Five thousand people a month are dying in the Syria war which has now thrown up the worst refugee crisis since the 1994 Rwandan genocide, UN officials said Tuesday.
A host of top officials called on the divided UN Security Council to take stronger action to deal with the fallout from the 26 month old civil war in which the United Nations says up to 100,000 people have died.
"The extremely high rate of killings nowadays -- approximately 5,000 a month -- demonstrates the drastic deterioration of the conflict," UN assistant secretary general for human rights Ivan Simonovic told a council meeting on Syria.
Nearly 1.8 million people are now registered with the United Nations in countries around Syria and an average of 6,000 people a day are now fleeing, UN High Commissioner for Refugees Antonio Guterres added.
"We have not seen a refugee outflow escalate at such a frightening rate since the Rwandan genocide almost 20 years ago," Guterres said.
"This crisis has been going on for much longer than anyone feared with unbearable humanitarian consequences," he added.
UN humanitarian chief Valerie Amos said the international community may have to consider cross border operations to get aid into Syria.

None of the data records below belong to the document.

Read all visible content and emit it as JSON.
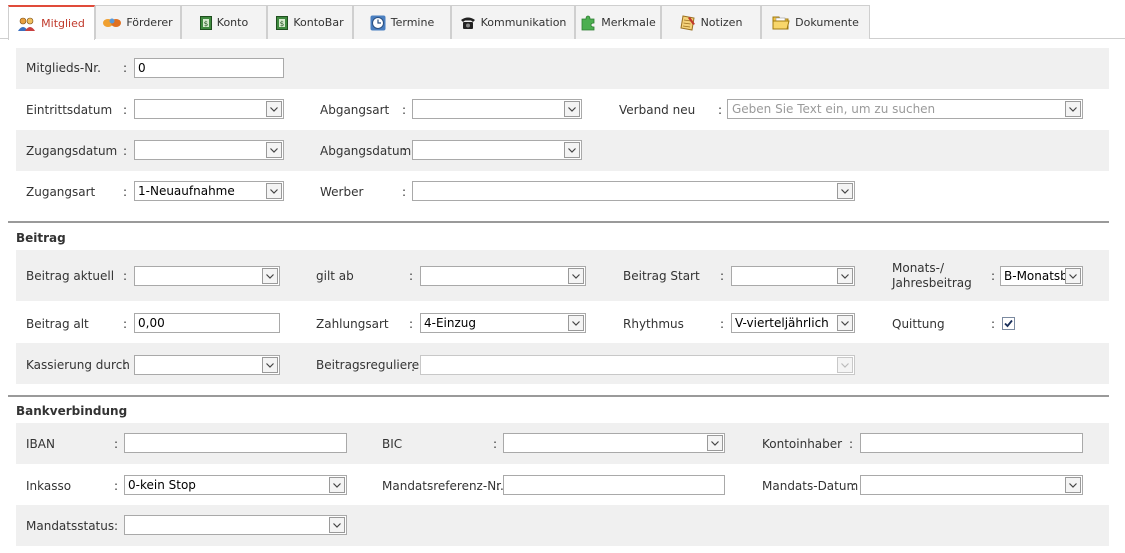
{
  "tabs": [
    {
      "label": "Mitglied",
      "icon": "people-icon",
      "active": true
    },
    {
      "label": "Förderer",
      "icon": "handshake-icon",
      "active": false
    },
    {
      "label": "Konto",
      "icon": "money-icon",
      "active": false
    },
    {
      "label": "KontoBar",
      "icon": "money-icon",
      "active": false
    },
    {
      "label": "Termine",
      "icon": "clock-icon",
      "active": false
    },
    {
      "label": "Kommunikation",
      "icon": "telephone-icon",
      "active": false
    },
    {
      "label": "Merkmale",
      "icon": "puzzle-icon",
      "active": false
    },
    {
      "label": "Notizen",
      "icon": "notepad-icon",
      "active": false
    },
    {
      "label": "Dokumente",
      "icon": "folder-icon",
      "active": false
    }
  ],
  "mitglied": {
    "mitgliedsnr": {
      "label": "Mitglieds-Nr.",
      "value": "0"
    },
    "eintrittsdatum": {
      "label": "Eintrittsdatum",
      "value": ""
    },
    "abgangsart": {
      "label": "Abgangsart",
      "value": ""
    },
    "verband_neu": {
      "label": "Verband neu",
      "value": "",
      "placeholder": "Geben Sie Text ein, um zu suchen"
    },
    "zugangsdatum": {
      "label": "Zugangsdatum",
      "value": ""
    },
    "abgangsdatum": {
      "label": "Abgangsdatum",
      "value": ""
    },
    "zugangsart": {
      "label": "Zugangsart",
      "value": "1-Neuaufnahme"
    },
    "werber": {
      "label": "Werber",
      "value": ""
    }
  },
  "beitrag": {
    "title": "Beitrag",
    "beitrag_aktuell": {
      "label": "Beitrag aktuell",
      "value": ""
    },
    "gilt_ab": {
      "label": "gilt ab",
      "value": ""
    },
    "beitrag_start": {
      "label": "Beitrag Start",
      "value": ""
    },
    "monats_label_1": "Monats-/",
    "monats_label_2": "Jahresbeitrag",
    "monats_value": "B-Monatsb",
    "beitrag_alt": {
      "label": "Beitrag alt",
      "value": "0,00"
    },
    "zahlungsart": {
      "label": "Zahlungsart",
      "value": "4-Einzug"
    },
    "rhythmus": {
      "label": "Rhythmus",
      "value": "V-vierteljährlich"
    },
    "quittung": {
      "label": "Quittung",
      "checked": true
    },
    "kassierung": {
      "label": "Kassierung durch",
      "value": ""
    },
    "beitragsregulierer": {
      "label": "Beitragsregulierer",
      "value": ""
    }
  },
  "bank": {
    "title": "Bankverbindung",
    "iban": {
      "label": "IBAN",
      "value": ""
    },
    "bic": {
      "label": "BIC",
      "value": ""
    },
    "kontoinhaber": {
      "label": "Kontoinhaber",
      "value": ""
    },
    "inkasso": {
      "label": "Inkasso",
      "value": "0-kein Stop"
    },
    "mandatsreferenz": {
      "label": "Mandatsreferenz-Nr.",
      "value": ""
    },
    "mandatsdatum": {
      "label": "Mandats-Datum",
      "value": ""
    },
    "mandatsstatus": {
      "label": "Mandatsstatus",
      "value": ""
    }
  },
  "colon": ":",
  "colors": {
    "active_tab": "#c0392b",
    "panel": "#f0f0f0",
    "separator": "#9a9a9a"
  }
}
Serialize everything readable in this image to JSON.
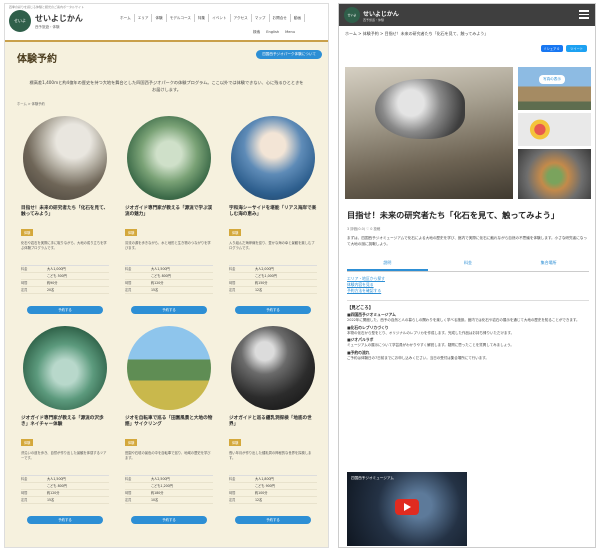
{
  "left": {
    "header_tiny": "四季の彩りを感じる体験と観光のご案内ポータルサイト",
    "logo_text": "せいよ",
    "brand": "せいよじかん",
    "brand_sub": "西予旅遊・体験",
    "nav": [
      "ホーム",
      "エリア",
      "体験",
      "モデルコース",
      "特集",
      "イベント",
      "アクセス",
      "マップ",
      "お問合せ",
      "動画"
    ],
    "nav2": [
      "検索",
      "English",
      "Menu"
    ],
    "page_title": "体験予約",
    "pill": "四国西予ジオパーク体験について",
    "intro": "標高差1,400mと約4億年の歴史を持つ大地を舞台とした四国西予ジオパークの体験プログラム。ここ以外では体験できない、心に残るひとときをお届けします。",
    "breadcrumb": "ホーム > 体験予約",
    "cards": [
      {
        "title": "目指せ！未来の研究者たち「化石を見て、触ってみよう」",
        "tag": "体験",
        "desc": "化石や岩石を実際に手に取りながら、大地の成り立ちを学ぶ体験プログラムです。",
        "rows": [
          [
            "料金",
            "大人1,000円"
          ],
          [
            "",
            "こども 500円"
          ],
          [
            "時間",
            "約90分"
          ],
          [
            "定員",
            "20名"
          ]
        ],
        "button": "予約する"
      },
      {
        "title": "ジオガイド専門家が教える「源流で学ぶ渓流の魅力」",
        "tag": "体験",
        "desc": "清流の源を歩きながら、水と地形と生き物のつながりを学びます。",
        "rows": [
          [
            "料金",
            "大人1,500円"
          ],
          [
            "",
            "こども 800円"
          ],
          [
            "時間",
            "約120分"
          ],
          [
            "定員",
            "15名"
          ]
        ],
        "button": "予約する"
      },
      {
        "title": "宇和海シーサイドを堪能「リアス海岸で楽しむ海の恵み」",
        "tag": "体験",
        "desc": "入り組んだ海岸線を巡り、豊かな海の幸と景観を楽しむプログラムです。",
        "rows": [
          [
            "料金",
            "大人2,000円"
          ],
          [
            "",
            "こども1,000円"
          ],
          [
            "時間",
            "約150分"
          ],
          [
            "定員",
            "12名"
          ]
        ],
        "button": "予約する"
      },
      {
        "title": "ジオガイド専門家が教える「源流の沢歩き」ネイチャー体験",
        "tag": "体験",
        "desc": "沢沿いの道を歩き、自然が作り出した景観を体感するツアーです。",
        "rows": [
          [
            "料金",
            "大人1,500円"
          ],
          [
            "",
            "こども 800円"
          ],
          [
            "時間",
            "約120分"
          ],
          [
            "定員",
            "15名"
          ]
        ],
        "button": "予約する"
      },
      {
        "title": "ジオを自転車で巡る「田園風景と大地の物語」サイクリング",
        "tag": "体験",
        "desc": "田園や石垣の景色の中を自転車で巡り、地域の歴史を学びます。",
        "rows": [
          [
            "料金",
            "大人2,500円"
          ],
          [
            "",
            "こども1,200円"
          ],
          [
            "時間",
            "約180分"
          ],
          [
            "定員",
            "10名"
          ]
        ],
        "button": "予約する"
      },
      {
        "title": "ジオガイドと巡る鍾乳洞探検「地底の世界」",
        "tag": "体験",
        "desc": "長い年月が作り出した鍾乳洞の神秘的な世界を探検します。",
        "rows": [
          [
            "料金",
            "大人1,800円"
          ],
          [
            "",
            "こども 900円"
          ],
          [
            "時間",
            "約100分"
          ],
          [
            "定員",
            "12名"
          ]
        ],
        "button": "予約する"
      }
    ]
  },
  "right": {
    "logo_text": "せいよ",
    "brand": "せいよじかん",
    "brand_sub": "西予旅遊・体験",
    "breadcrumb": "ホーム > 体験予約 > 目指せ！未来の研究者たち「化石を見て、触ってみよう」",
    "share_fb": "f シェア 0",
    "share_tw": "ツイート",
    "gallery_button": "写真の表示",
    "title": "目指せ！未来の研究者たち「化石を見て、触ってみよう」",
    "meta": "3 評価(0.0)  ♡ 0 投稿",
    "body": "まずは、四国西予ジオミュージアムで化石による大地の歴史を学び、館内で実際に化石に触れながら自然の不思議を体験します。小さな研究者になって大地の謎に挑戦しよう。",
    "tabs": [
      "説明",
      "料金",
      "集合場所"
    ],
    "links": [
      "エリア・地区から探す",
      "体験内容を見る",
      "予約方法を確認する"
    ],
    "section_heading": "【見どころ】",
    "section_items": [
      {
        "h": "■四国西予ジオミュージアム",
        "t": "2022年に開館した、西予の自然と人の暮らしの関わりを楽しく学べる施設。館内では化石や岩石の展示を通じて大地の歴史を知ることができます。"
      },
      {
        "h": "■化石のレプリカづくり",
        "t": "本物の化石から型をとり、オリジナルのレプリカを作成します。完成した作品はお持ち帰りいただけます。"
      },
      {
        "h": "■ジオパルラボ",
        "t": "ミュージアムの展示について学芸員がわかりやすく解説します。疑問に思ったことを質問してみましょう。"
      },
      {
        "h": "■予約の流れ",
        "t": "ご予約は体験日の7日前までにお申し込みください。当日の受付は集合場所にて行います。"
      }
    ],
    "video_title": "四国西予ジオミュージアム"
  }
}
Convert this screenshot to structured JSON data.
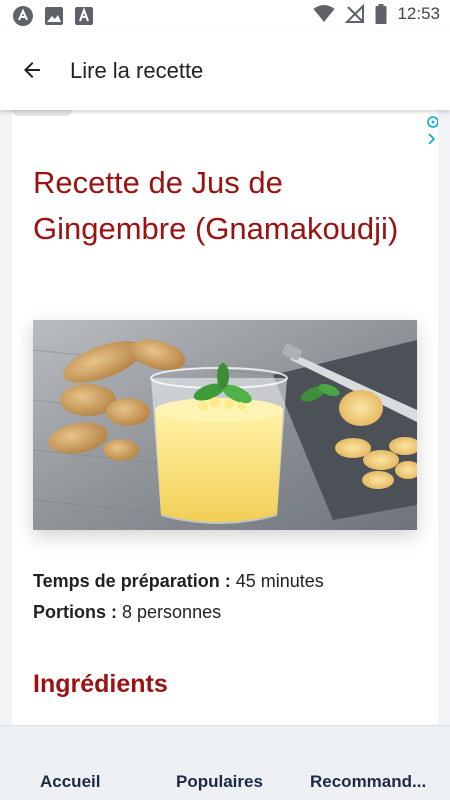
{
  "status_bar": {
    "time": "12:53",
    "icons": [
      "assistant-icon",
      "image-icon",
      "font-download-icon",
      "wifi-icon",
      "no-signal-icon",
      "battery-icon"
    ]
  },
  "header": {
    "back_icon": "arrow-back-icon",
    "title": "Lire la recette"
  },
  "recipe": {
    "title": "Recette de Jus de Gingembre (Gnamakoudji)",
    "image_subject": "ginger-juice-photo",
    "prep_label": "Temps de préparation :",
    "prep_value": "45 minutes",
    "portions_label": "Portions :",
    "portions_value": "8 personnes",
    "ingredients_heading": "Ingrédients"
  },
  "bottom_nav": {
    "items": [
      {
        "label": "Accueil"
      },
      {
        "label": "Populaires"
      },
      {
        "label": "Recommand..."
      }
    ]
  },
  "colors": {
    "accent": "#9b1212",
    "nav_text": "#1d2a44",
    "page_bg": "#f1f3f6",
    "ad_marker": "#00aecd"
  }
}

Syria's UN ambassador Bashar Jaafari disputed the UN death toll figures as "unprofessionally sourced."